“The Study of Administration” by Woodrow Wilson is today recognized as the foundation for the study of public administration. The publication of his essay in Political Science Quarterly (1887) followed closely on the heels of the civil service reforms. To Wilson (1887) these civil reforms were only the beginning but he insisted that we must “expand into efforts to improve, not the personnel only, but also the organizations and methods of our government offices” (Introduction Section, para. 1).
Wilson (1887) defines administration as “the most obvious part of government; it is the executive, the operative, and the most visible side of government, and is of course as old as government itself” (Section 1, para. 2). Despite its mature age, administration had not yet been studied or formatted in an effective way in the United States; instead the question was always what will the policy be, not how will the policy be successfully administered “with equity, with speed, and without friction” (Wilson, Section 1, para. 3). Wilson (1887) proclaims that “it is getting harder to run a constitution than to frame one” and as a result administration is becoming increasingly necessary to establish centralized administration in the United States (Section 1, para.6). According to Wilson (1887), the establishment of administration as a discipline of its own “shall seek to straighten the paths of government, to make its business less unbusinesslike, to strengthen and purify its organization, and to crown its duty with dutifulness”(Section 1, para. 10). Although public administration is still a newer field of study, I do believe that Wilson would be impressed with the progress government has made on a state and local level. We have developed more efficient local agencies that are far more accessible than ever before to citizens therefore making government less “unbusinesslike”.
Wilson clearly states in his article the concern with overall organizational efficiency and productivity of government. In his essay, Wilson (1887) compares the rapid growth of U.S. government to a “lusty child” that has developed in a strong physique but is “awkward in movement” (Section 1, para. 14). However, to be more organized and efficient is not a simple task, especially with the system of public opinion. Public rule has taken away the any chance of swift administrative decisions or serviceable equilibrium in government (Wilson, Section 1, para. 25) Wilson (1887) argues, “…the very fact that we realized popular rules in its fullness has made the task of organizing that rule just so much more difficult” (Section 1, para. 25). I can appreciate Wilson’s concern with overall effectiveness of government. It is close to impossible to quickly execute anything when we are forced to constantly count the popular votes especially in a society full of individuals who are too busy to pay attention. Unfortunately, I believe this will always be a challenge our government will face. Even though everything may not need popular vote, it is hard what was already given back. We need to be open to the idea of constantly re-evaluating our public administrative system. With that in mind we cannot be afraid of change when change is required.
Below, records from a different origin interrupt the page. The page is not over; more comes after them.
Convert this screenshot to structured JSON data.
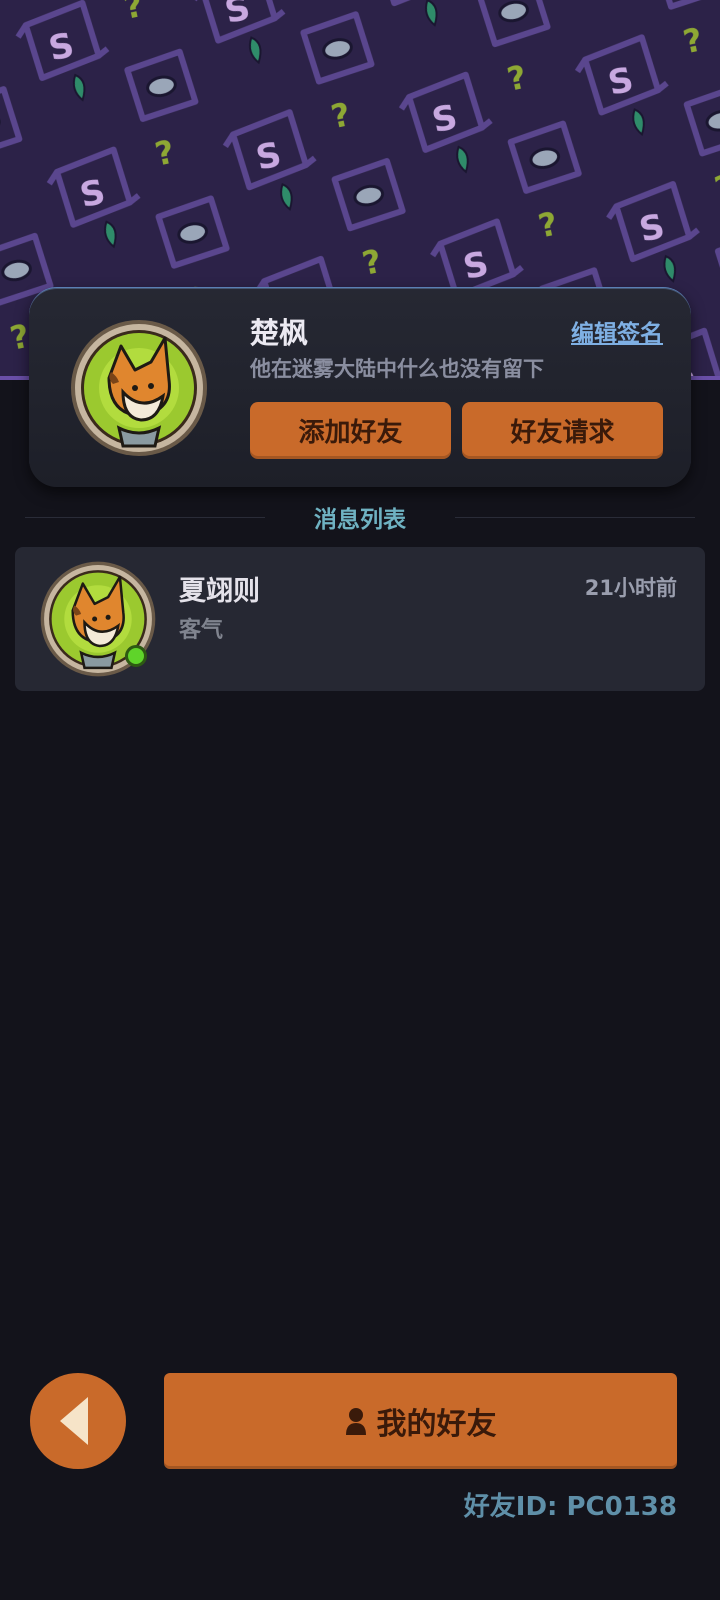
{
  "profile": {
    "name": "楚枫",
    "edit_sign_label": "编辑签名",
    "signature": "他在迷雾大陆中什么也没有留下",
    "add_friend_label": "添加好友",
    "friend_request_label": "好友请求"
  },
  "messages": {
    "section_title": "消息列表",
    "items": [
      {
        "name": "夏翊则",
        "time": "21小时前",
        "preview": "客气",
        "online": true
      }
    ]
  },
  "bottom": {
    "my_friends_label": "我的好友",
    "friend_id": "好友ID: PC0138"
  },
  "colors": {
    "accent_orange": "#c96a2a",
    "link_blue": "#7fb0e4",
    "section_teal": "#6fb2c2",
    "online_green": "#5fd42a",
    "banner_purple": "#2c2248"
  },
  "icons": {
    "back": "chevron-left-icon",
    "friends": "person-icon",
    "online": "online-status-icon"
  }
}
We must have more faith and less bureaucracy in our elected officials and the system.
Finally, Wilson makes a point to address the need to separate politics and administration. Wilson (1887) claims that “administration lies outside the proper sphere of politics…although policies set the tasks for administration; it should not be suffered to manipulate its offices” (Section 2, para. 4). In other words, public appointment should not be based on political affiliation or anything other than merit. I am very nearly certain that most people today would agree with this notion. Again, I believe Wilson would be impressed with the progress we have made in this area of government. Yet, without saying too much I would add there is always room for improvement…
Although I felt the essay to be lengthy and repetitive, I am overall fascinated by Woodrow Wilson’s insight on government during a time in which government was trying desperately to figure out how to manage itself. It is apparent that many of the challenges Wilson addresses still remain in our government today and thus justifies the continued need for the study of public administration.
My favorite part of the essay, and a perfect note to end on, is when Woodrow Wilson writes…
Our duty is, to supply the best possible life to a federal organization, to systems within systems; to make town, city, county, state, and federal governments live with a like strength and an equally assured healthfulness, keeping each unquestionably its own master yet making all interdependent and co-operative combining independence with mutual helpfulness. The task is great and important enough to attract the best minds”.
The Study of Administration: Woodrow Wilson. (1887). In Teaching American History online. Retrieved from http://teachingamericanhistory.org/library/document/the-study-of-administration/